- Last.fm - presumably up to 17 million lost hashes - Algorithm used: MD5 - Hashes were Not salted
- eHarmony - 1.5 million hashes - MD5 - No salted - All upper-case-passwords
- LinkedIn - 6.5 million hashes - SHA1 - Not salted
06/11/technology/linkedin- breach-exposes-light-security- even-at-data-companies.html
translate?sl=de&tl=en&js=n& prev=_t&hl=en&ie=UTF-8&layout= 2&eotf=1&u=http%3A%2F%2Fwww. heise.de%2Fsecurity%2Fmeldung% 2FPasswort-Lecks-groesser-als- angenommen-1613946.html
msn.com/technology/technolog/ linkedin-eharmony-dont-take- your-security-seriously-819858
What is quite amazing to me, is that the basic measures that would prevent the cracking of the hashes, like better hash algorithms, salting, re-hashing are not rocket science. There is even a very nice library  out there that does it for you and it even hooks into e.g. Spring Security  - Not even Java coding is necessary.
I just wonder how the hackers got access to the hashes in the first place...I could not find any information on that, yet. Maybe another juicy story...
2012/06/09/an-update-on- taking-steps-to-protect-our- members/

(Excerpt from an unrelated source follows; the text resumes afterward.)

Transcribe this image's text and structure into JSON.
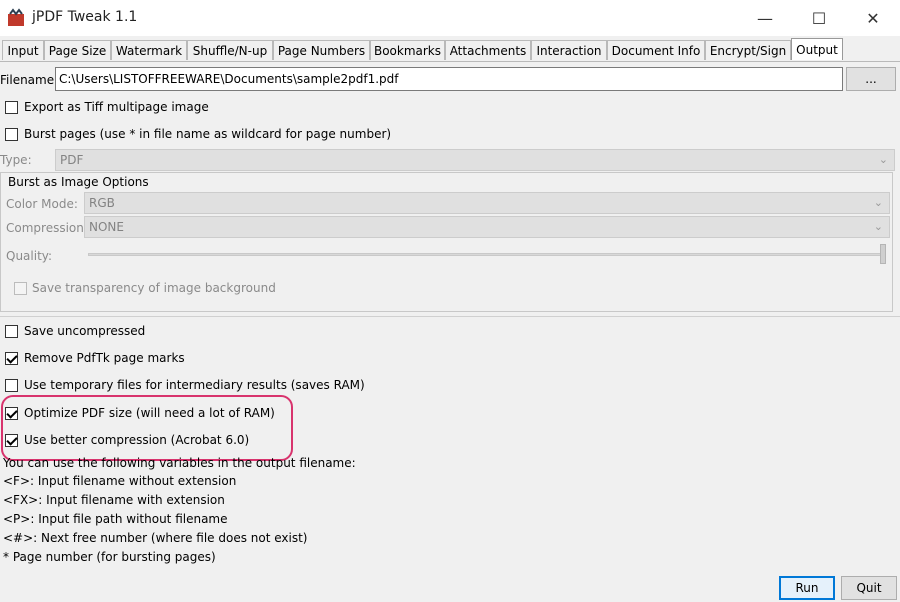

com/blog/2012/06/07/updates- on-ongoing-efforts-to-protect- our-members/